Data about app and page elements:
◇ ◇ ◇ ◇ ◇ ◇ ◇

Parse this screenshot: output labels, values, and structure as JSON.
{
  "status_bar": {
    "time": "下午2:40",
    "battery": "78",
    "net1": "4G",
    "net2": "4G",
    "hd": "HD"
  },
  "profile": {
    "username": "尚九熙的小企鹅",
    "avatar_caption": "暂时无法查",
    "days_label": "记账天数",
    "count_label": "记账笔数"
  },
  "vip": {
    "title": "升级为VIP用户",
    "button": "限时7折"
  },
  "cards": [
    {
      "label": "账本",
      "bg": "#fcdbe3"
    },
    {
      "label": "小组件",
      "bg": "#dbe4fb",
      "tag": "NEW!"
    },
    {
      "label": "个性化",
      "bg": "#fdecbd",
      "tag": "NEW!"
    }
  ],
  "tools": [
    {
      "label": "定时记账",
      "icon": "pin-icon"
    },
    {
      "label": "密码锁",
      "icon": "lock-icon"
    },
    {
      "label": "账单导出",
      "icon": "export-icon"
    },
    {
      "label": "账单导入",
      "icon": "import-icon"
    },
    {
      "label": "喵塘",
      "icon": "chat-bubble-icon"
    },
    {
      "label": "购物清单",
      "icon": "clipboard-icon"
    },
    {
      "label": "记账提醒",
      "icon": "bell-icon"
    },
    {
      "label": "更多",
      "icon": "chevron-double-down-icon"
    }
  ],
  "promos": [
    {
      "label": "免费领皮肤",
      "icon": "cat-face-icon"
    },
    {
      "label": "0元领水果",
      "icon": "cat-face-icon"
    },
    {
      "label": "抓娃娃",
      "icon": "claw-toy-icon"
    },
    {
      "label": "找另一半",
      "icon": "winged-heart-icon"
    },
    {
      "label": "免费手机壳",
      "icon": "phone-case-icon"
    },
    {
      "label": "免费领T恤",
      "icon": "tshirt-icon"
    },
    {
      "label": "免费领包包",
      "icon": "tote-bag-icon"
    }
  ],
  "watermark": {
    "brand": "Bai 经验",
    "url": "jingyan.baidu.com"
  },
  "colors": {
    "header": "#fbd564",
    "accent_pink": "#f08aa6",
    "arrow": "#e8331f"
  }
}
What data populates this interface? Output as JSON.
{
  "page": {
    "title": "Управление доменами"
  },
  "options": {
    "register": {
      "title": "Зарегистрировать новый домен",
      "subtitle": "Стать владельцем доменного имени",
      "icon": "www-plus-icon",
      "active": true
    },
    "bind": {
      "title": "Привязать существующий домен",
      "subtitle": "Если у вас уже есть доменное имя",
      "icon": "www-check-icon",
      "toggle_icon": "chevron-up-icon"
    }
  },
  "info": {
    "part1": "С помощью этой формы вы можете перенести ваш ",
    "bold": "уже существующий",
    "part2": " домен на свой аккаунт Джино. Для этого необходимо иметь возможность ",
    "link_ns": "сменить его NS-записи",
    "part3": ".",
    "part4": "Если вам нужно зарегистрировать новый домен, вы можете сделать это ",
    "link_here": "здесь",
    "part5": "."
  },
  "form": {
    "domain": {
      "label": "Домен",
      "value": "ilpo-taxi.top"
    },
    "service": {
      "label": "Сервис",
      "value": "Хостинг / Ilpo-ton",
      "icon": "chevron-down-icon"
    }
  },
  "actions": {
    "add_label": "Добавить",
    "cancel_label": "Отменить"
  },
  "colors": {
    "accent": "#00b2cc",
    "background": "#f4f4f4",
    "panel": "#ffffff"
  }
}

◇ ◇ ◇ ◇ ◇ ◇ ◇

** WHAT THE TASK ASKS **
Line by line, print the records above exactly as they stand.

** REPLY **
Parse this screenshot: output labels, values, and structure as JSON.
{
  "status_bar": {
    "time": "下午2:40",
    "battery": "78",
    "net1": "4G",
    "net2": "4G",
    "hd": "HD"
  },
  "profile": {
    "username": "尚九熙的小企鹅",
    "avatar_caption": "暂时无法查",
    "days_label": "记账天数",
    "count_label": "记账笔数"
  },
  "vip": {
    "title": "升级为VIP用户",
    "button": "限时7折"
  },
  "cards": [
    {
      "label": "账本",
      "bg": "#fcdbe3"
    },
    {
      "label": "小组件",
      "bg": "#dbe4fb",
      "tag": "NEW!"
    },
    {
      "label": "个性化",
      "bg": "#fdecbd",
      "tag": "NEW!"
    }
  ],
  "tools": [
    {
      "label": "定时记账",
      "icon": "pin-icon"
    },
    {
      "label": "密码锁",
      "icon": "lock-icon"
    },
    {
      "label": "账单导出",
      "icon": "export-icon"
    },
    {
      "label": "账单导入",
      "icon": "import-icon"
    },
    {
      "label": "喵塘",
      "icon": "chat-bubble-icon"
    },
    {
      "label": "购物清单",
      "icon": "clipboard-icon"
    },
    {
      "label": "记账提醒",
      "icon": "bell-icon"
    },
    {
      "label": "更多",
      "icon": "chevron-double-down-icon"
    }
  ],
  "promos": [
    {
      "label": "免费领皮肤",
      "icon": "cat-face-icon"
    },
    {
      "label": "0元领水果",
      "icon": "cat-face-icon"
    },
    {
      "label": "抓娃娃",
      "icon": "claw-toy-icon"
    },
    {
      "label": "找另一半",
      "icon": "winged-heart-icon"
    },
    {
      "label": "免费手机壳",
      "icon": "phone-case-icon"
    },
    {
      "label": "免费领T恤",
      "icon": "tshirt-icon"
    },
    {
      "label": "免费领包包",
      "icon": "tote-bag-icon"
    }
  ],
  "watermark": {
    "brand": "Bai 经验",
    "url": "jingyan.baidu.com"
  },
  "colors": {
    "header": "#fbd564",
    "accent_pink": "#f08aa6",
    "arrow": "#e8331f"
  }
}
What data populates this interface? Output as JSON.
{
  "page": {
    "title": "Управление доменами"
  },
  "options": {
    "register": {
      "title": "Зарегистрировать новый домен",
      "subtitle": "Стать владельцем доменного имени",
      "icon": "www-plus-icon",
      "active": true
    },
    "bind": {
      "title": "Привязать существующий домен",
      "subtitle": "Если у вас уже есть доменное имя",
      "icon": "www-check-icon",
      "toggle_icon": "chevron-up-icon"
    }
  },
  "info": {
    "part1": "С помощью этой формы вы можете перенести ваш ",
    "bold": "уже существующий",
    "part2": " домен на свой аккаунт Джино. Для этого необходимо иметь возможность ",
    "link_ns": "сменить его NS-записи",
    "part3": ".",
    "part4": "Если вам нужно зарегистрировать новый домен, вы можете сделать это ",
    "link_here": "здесь",
    "part5": "."
  },
  "form": {
    "domain": {
      "label": "Домен",
      "value": "ilpo-taxi.top"
    },
    "service": {
      "label": "Сервис",
      "value": "Хостинг / Ilpo-ton",
      "icon": "chevron-down-icon"
    }
  },
  "actions": {
    "add_label": "Добавить",
    "cancel_label": "Отменить"
  },
  "colors": {
    "accent": "#00b2cc",
    "background": "#f4f4f4",
    "panel": "#ffffff"
  }
}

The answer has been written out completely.